330 Independence Ave., SW
Room 5541, Cohen Bldg.
Washington, DC 20201
(202) 619-1343


Contact: Alwyn Cassil (202) 205-0333

Tuesday, Sept. 28, 1999

Special Advisory Bulletin Outlines Effects of Exclusion from Federal Health Care Programs

Health care providers should determine whether potential and current employees and contractors have been excluded from participation in federal health care programs, including Medicare and Medicaid, according to a special advisory bulletin issued today by the Department of Health and Human Services' Office of Inspector General.

The effect of an Office of Inspector General exclusion from federal health care programs is that no federal health care program payments may be made for any items or services furnished, directly or indirectly, by an excluded individual or entity. Almost 17,000 individuals and entities have been excluded from participating in federal health care programs for misconduct ranging from fraud convictions to patient abuse to defaulting on health education loans.
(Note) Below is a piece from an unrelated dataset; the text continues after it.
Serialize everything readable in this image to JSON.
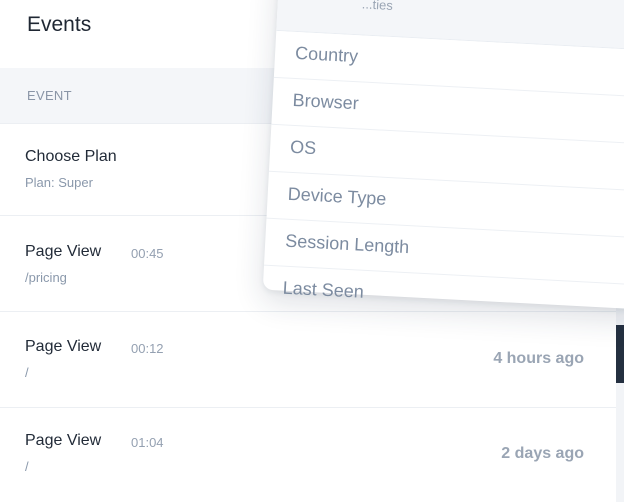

In fiscal year 1999, the Office of Inspector General expects to exclude about 3,000 individuals and entities.

"Exclusion is one of the most important tools we have to protect beneficiaries and stem fraud and abuse in federal health care programs," Inspector General June Gibbs Brown said. "To ensure that Medicare, Medicaid and other federal health care programs are protected, we need the cooperation of the entire health care community to help make sure excluded individuals are not involved in any way in the care of federal program beneficiaries."

The Office of Inspector General periodically issues special advisory bulletins to provide guidance to the health care industry to prevent fraud and abuse and promote high standards of ethical and lawful conduct. The new special advisory bulletin -- The Effect of Exclusion From Participation in Federal Health Care Programs -- also will be published soon as a Federal Register notice.

Both the Health Insurance Portability and Accountability Act of 1996 and the Balanced Budget Act of 1997 expanded and strengthened the Office of Inspector General's exclusion authorities.

One of the most significant changes has been the expansion of the Office of Inspector General's exclusion authority beyond Department of Health and Human Services' programs, such as Medicare and Medicaid, to all federal health care programs, including those administered by the Department of Veterans Affairs and the Department of Defense. The only federal health care program not covered by the Office of Inspector General's exclusion authority is the Federal Employees Health Benefits Program.

The Office of Inspector General also has the authority to impose civil money penalties against excluded individuals and entities that seek reimbursement from federal health care programs and health care providers that employ or enter into contracts with excluded individuals to provide items or services to federal program beneficiaries. In both cases, civil money penalties of $10,000 for each item or service furnished by the excluded individual may be imposed, and the responsible party may have to pay three times the amount claimed for each item or service.

The prohibition against federal program payment for items or services furnished by excluded individuals and entities extends to payment for administrative and management services not directly related to patient care. In short, no federal program payment may be made to cover an excluded individual's salary, expenses or fringe benefits, regardless of whether they provide direct patient care. The payment prohibition applies whether federal payment results from itemized claims, cost reports, fee schedules or a prospective-payment system.

Health care providers that receive federal health care funding may only employ an excluded individual in limited situations where the provider is able to pay the individual exclusively with non-federal funding and the items and services furnished by the excluded individual relate solely to non-federal program patients.

The following examples contained in the advisory bulletin illustrate situations that can expose excluded parties and their employers to civil money penalties:

The Office of Inspector General maintains a list of excluded individuals/entities accessible on the World Wide Web at www.hhs.gov/oig/cumsan/index.htm and urges health care providers to check the list before hiring or contracting with individuals or entities. Additionally, the Office of Inspector General recommends that health care providers periodically check the list to determine the exclusion status of current employees and contractors. The Office of Inspector General also will provide advisory opinions on specific employment or contractual arrangements that may violate the law.


Note: The special advisory bulletin is available on the Office of Inspector General's Web site at http://www.hhs.gov/oig. Click on "What's New" to access the bulletin.